◆ **Try it**
Please look for the string "title" below and report every line in which it occurs.

(App and web page records)

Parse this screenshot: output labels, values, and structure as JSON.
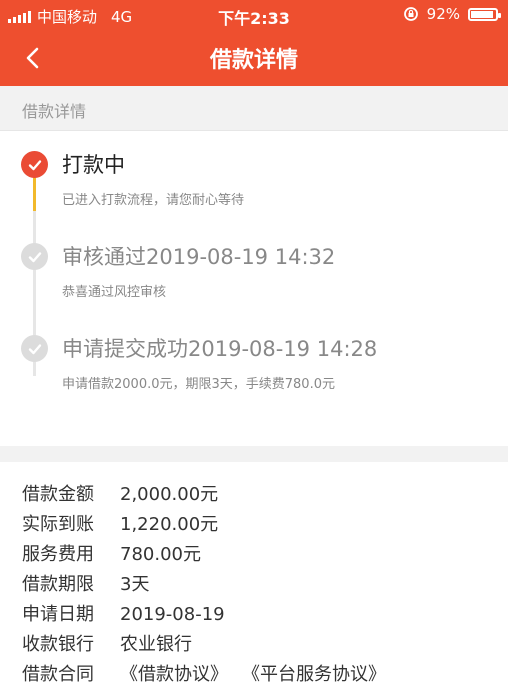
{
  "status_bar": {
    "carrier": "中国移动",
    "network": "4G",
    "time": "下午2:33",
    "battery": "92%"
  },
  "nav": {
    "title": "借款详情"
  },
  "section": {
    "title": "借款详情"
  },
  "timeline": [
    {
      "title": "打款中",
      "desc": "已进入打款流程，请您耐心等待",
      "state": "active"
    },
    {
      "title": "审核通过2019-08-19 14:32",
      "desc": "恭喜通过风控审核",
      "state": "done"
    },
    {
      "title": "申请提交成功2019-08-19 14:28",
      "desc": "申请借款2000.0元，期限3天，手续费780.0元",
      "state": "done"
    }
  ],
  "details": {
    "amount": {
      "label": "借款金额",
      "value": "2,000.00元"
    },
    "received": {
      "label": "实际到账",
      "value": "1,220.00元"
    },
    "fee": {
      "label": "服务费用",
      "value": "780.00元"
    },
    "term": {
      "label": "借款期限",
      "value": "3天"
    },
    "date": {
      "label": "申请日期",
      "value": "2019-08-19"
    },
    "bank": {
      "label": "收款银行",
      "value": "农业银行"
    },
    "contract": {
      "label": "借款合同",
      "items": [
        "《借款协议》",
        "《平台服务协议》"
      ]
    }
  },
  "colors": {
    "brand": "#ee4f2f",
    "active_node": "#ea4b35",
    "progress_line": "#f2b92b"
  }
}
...
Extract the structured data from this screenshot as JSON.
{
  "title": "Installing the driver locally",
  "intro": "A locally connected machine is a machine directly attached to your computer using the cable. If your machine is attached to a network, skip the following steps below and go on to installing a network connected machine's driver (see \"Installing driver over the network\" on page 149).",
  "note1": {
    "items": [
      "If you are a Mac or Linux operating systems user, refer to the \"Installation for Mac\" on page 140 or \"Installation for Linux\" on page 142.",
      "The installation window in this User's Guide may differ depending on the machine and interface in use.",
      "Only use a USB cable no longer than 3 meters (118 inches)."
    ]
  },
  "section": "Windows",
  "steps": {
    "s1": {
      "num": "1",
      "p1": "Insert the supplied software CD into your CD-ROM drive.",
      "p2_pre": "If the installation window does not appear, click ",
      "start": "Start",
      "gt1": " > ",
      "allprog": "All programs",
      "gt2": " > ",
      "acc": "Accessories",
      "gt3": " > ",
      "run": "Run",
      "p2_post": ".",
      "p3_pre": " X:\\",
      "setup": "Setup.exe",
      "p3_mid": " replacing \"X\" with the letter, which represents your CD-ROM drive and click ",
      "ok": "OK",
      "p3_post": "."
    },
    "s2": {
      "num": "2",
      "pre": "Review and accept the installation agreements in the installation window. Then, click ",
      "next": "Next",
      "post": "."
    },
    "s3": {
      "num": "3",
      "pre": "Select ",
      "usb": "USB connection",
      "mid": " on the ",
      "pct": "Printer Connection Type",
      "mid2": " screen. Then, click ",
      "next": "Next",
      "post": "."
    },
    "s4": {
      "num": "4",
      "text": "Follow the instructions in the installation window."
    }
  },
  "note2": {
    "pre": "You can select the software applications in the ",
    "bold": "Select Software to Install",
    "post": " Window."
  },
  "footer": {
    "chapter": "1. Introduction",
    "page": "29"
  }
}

◆ **Solution below**
    "title": "借款详情"
    "title": "借款详情"
      "title": "打款中",
      "title": "审核通过2019-08-19 14:32",
      "title": "申请提交成功2019-08-19 14:28",
  "title": "Installing the driver locally",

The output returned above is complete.